Tone it down

If you've tried everything and your child is still worked up, maybe you're trying too hard. Some young babies don't like to be handled as much and need to be left alone before being able to fall asleep. "Sometimes they just need to cry a bit before they conk out," says Ann Froese-Fretz, R.N., director of the Fussy Baby Clinic of the Children's Hospital, in Denver. "We don't recommend letting an infant under three months cry it out, but it's okay to let her fuss for five minutes. You need to give her the opportunity to figure out how to soothe herself."

At times, visual overstimulation may be the problem. Froese-Fretz once treated a child whose parents had set up a beautiful nursery, decorated with tartan plaids. "But their baby went nuts  -- it was too much," she says. Once the parents removed the mobiles, covered the crib bumpers, and replaced the sheets with plain ones, "the change was miraculous  -- like they had a different baby."

Most important, when you stumble upon a strategy that works, stay with it. Trying something different every five minutes can backfire if it overstimulates her. Limit yourself to two or three methods that seem to work best at soothing your little one  -- if one fails in one instance, try the other, instead of introducing several new techniques. "You almost always get results after a day or two if you stick to a consistent pattern," says Froese-Fretz.

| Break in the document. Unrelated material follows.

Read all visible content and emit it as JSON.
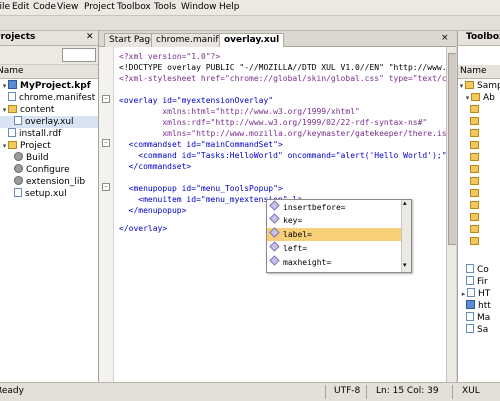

Of course, no method is absolutely foolproof. Keep in mind that temperament is a big factor, and some babies simply weren't born to be soothed  -- you can rock them all day long and they'll still only calm down a bit. If that is the case in your house, don't forget to tend to your own psyche. And remember that this too shall pass.